"Q. [by plaintiff's counsel] And you knew that?
"A. I knew that.
"Q. And also, didn't you know it was overpopulated?
"A. I knew that."Q. You knew that it was understaffed?
"A. I knew that."
Transcript at 162.
In the face of this record it is impossible to escape the conclusion that the federal government knew or reasonably should have known of the inadequate conditions in the Pulaski County Jail. We must therefore reverse the judgment of the district court insofar as it denied recovery for the federal government's own negligence.
On remand it will be necessary for the district court to consider and decide one or more of three separate questions. First, as the district court properly noted, plaintiff's cause of action under the Federal Tort Claims Act is confronted by a very serious obstacle in the form of the discretionary function exception, 28 U.S.C. § 2680(a). See 342 F. Supp. at 996. Secondly, there is at least some doubt about whether or not the negligence of the federal government was so remote from the incidents in which plaintiff was injured as to destroy any proximately causal connection. Third, assuming the district court decides in plaintiff's favor on the above two issues, the court will have to compute what damages, nominal or actual,5 plaintiff is entitled to receive. Our comments outlining the questions on remand, of course, are merely suggestive and should not be construed as indicating any attitude on the part of this court regarding the proper resolution of the issues.
The judgment of the district court is affirmed insofar as it denies recovery against the sheriff and the head jailer, either individually or in their official capacities. The judgment of the district court is also affirmed insofar as it denies recovery against the United States on the theory of imputed negligence. The judgment of the district court is reversed insofar as it denies recovery against the United States for its own negligence, and the cause is remanded for further proceedings consistent with this opinion.
Plaintiff also seeks recovery for the injuries he allegedly received when he was exposed to tear gas. The district court found that the use of tear gas was reasonable and justified. We summarily affirm the judgment below regarding this point on the basis of the district court's opinion
The individual defendants have also raised a statute of limitations defense with respect to the Sec. 1983 claim against them. The district court expressly avoided this issue. 342 F. Supp. at 995. In light of the apparent confusion in our recent decisions regarding the statute of limitations defense in Sec. 1983 actions, compare Glasscoe v. Howell, 431 F.2d 863 (8th Cir. 1970) with Johnson v. Dailey, 479 F.2d 86 (8th Cir. 1973), we follow the district court's lead. Our brief discussion of the state statute of limitations issue is not intended in any way to express any opinion on our part regarding the limitations defense to Sec. 1983

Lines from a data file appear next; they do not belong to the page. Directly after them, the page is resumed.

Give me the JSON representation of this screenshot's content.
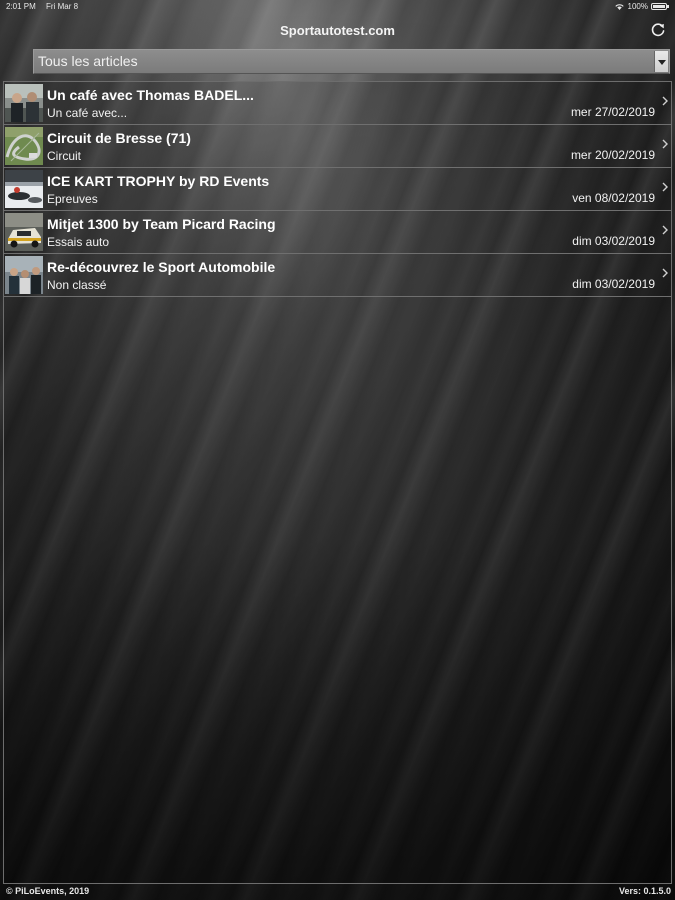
{
  "status_bar": {
    "time": "2:01 PM",
    "date": "Fri Mar 8",
    "battery": "100%"
  },
  "nav": {
    "title": "Sportautotest.com"
  },
  "filter": {
    "selected": "Tous les articles"
  },
  "articles": [
    {
      "title": "Un café avec Thomas BADEL...",
      "category": "Un café avec...",
      "date": "mer 27/02/2019",
      "thumbnail": "portrait-photo"
    },
    {
      "title": "Circuit de Bresse (71)",
      "category": "Circuit",
      "date": "mer 20/02/2019",
      "thumbnail": "circuit-aerial-photo"
    },
    {
      "title": "ICE KART TROPHY by RD Events",
      "category": "Epreuves",
      "date": "ven 08/02/2019",
      "thumbnail": "ice-kart-photo"
    },
    {
      "title": "Mitjet 1300 by Team Picard Racing",
      "category": "Essais auto",
      "date": "dim 03/02/2019",
      "thumbnail": "race-car-photo"
    },
    {
      "title": "Re-découvrez le Sport Automobile",
      "category": "Non classé",
      "date": "dim 03/02/2019",
      "thumbnail": "people-photo"
    }
  ],
  "footer": {
    "copyright": "© PiLoEvents, 2019",
    "version": "Vers: 0.1.5.0"
  }
}
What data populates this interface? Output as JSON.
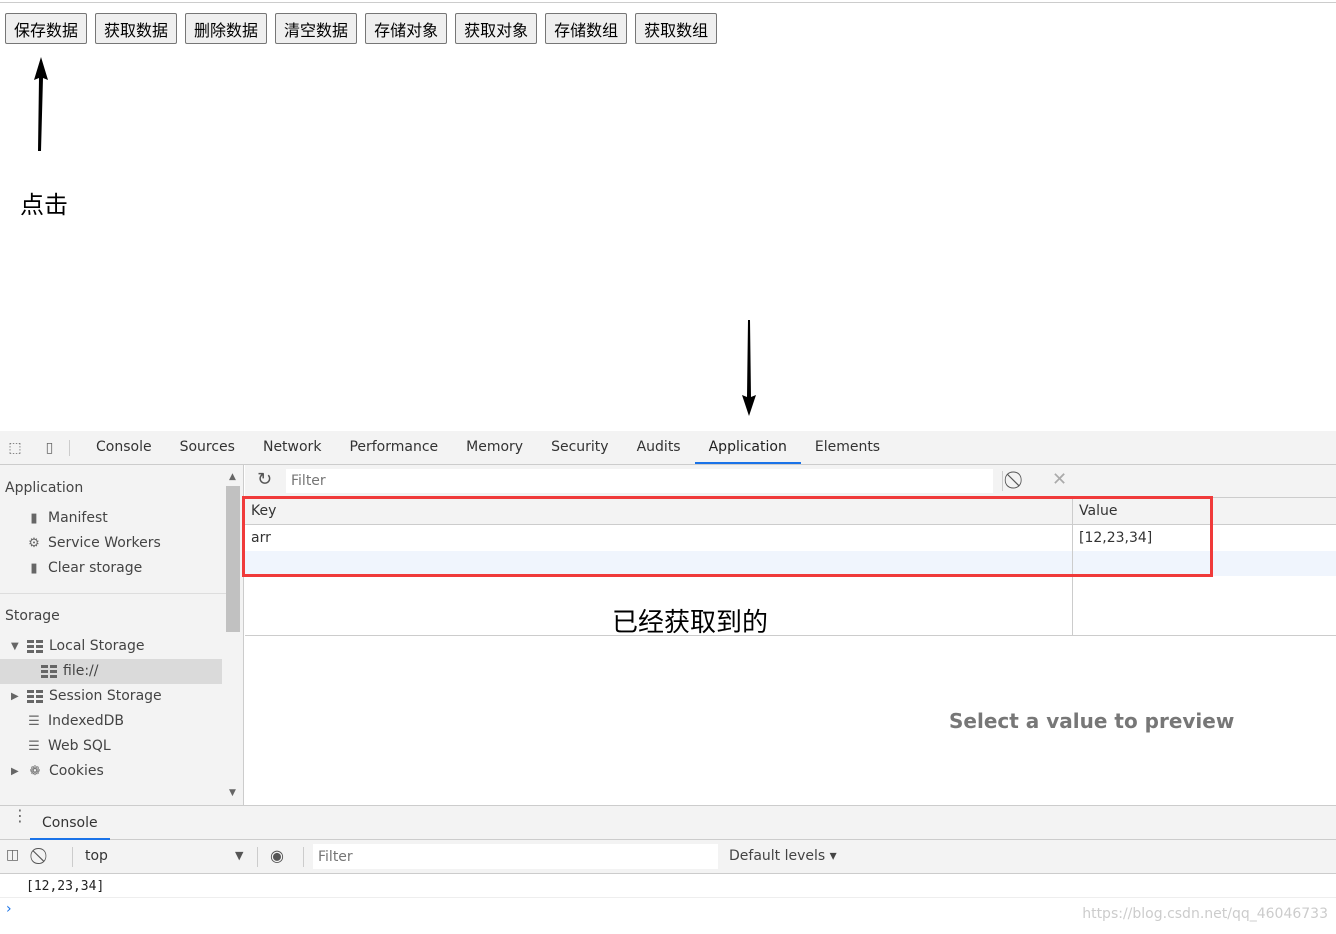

The district court's findings of fact made it clear that the overcrowding and understaffing had made it virtually impossible to protect detainees from inmate assaults:
"To put the matter bluntly, the prisoners on the second floor [where plaintiff was housed] were simply left to their own devices, and there were no effective means of communication between the second and first floors [where the so-called freeworld staff was stationed] whereby assistance could readily be summoned above." 342 F. Supp. at 996.
To the extent that the sheriff and jailer may have had a duty to do something more than administer an inadequate facility as best they could, we find that they discharged that duty. The record reflects that both the sheriff and head jailer complained repeatedly about the inadequacies and made good faith affirmative efforts to secure the means necessary to relieve the crowded and understaffed conditions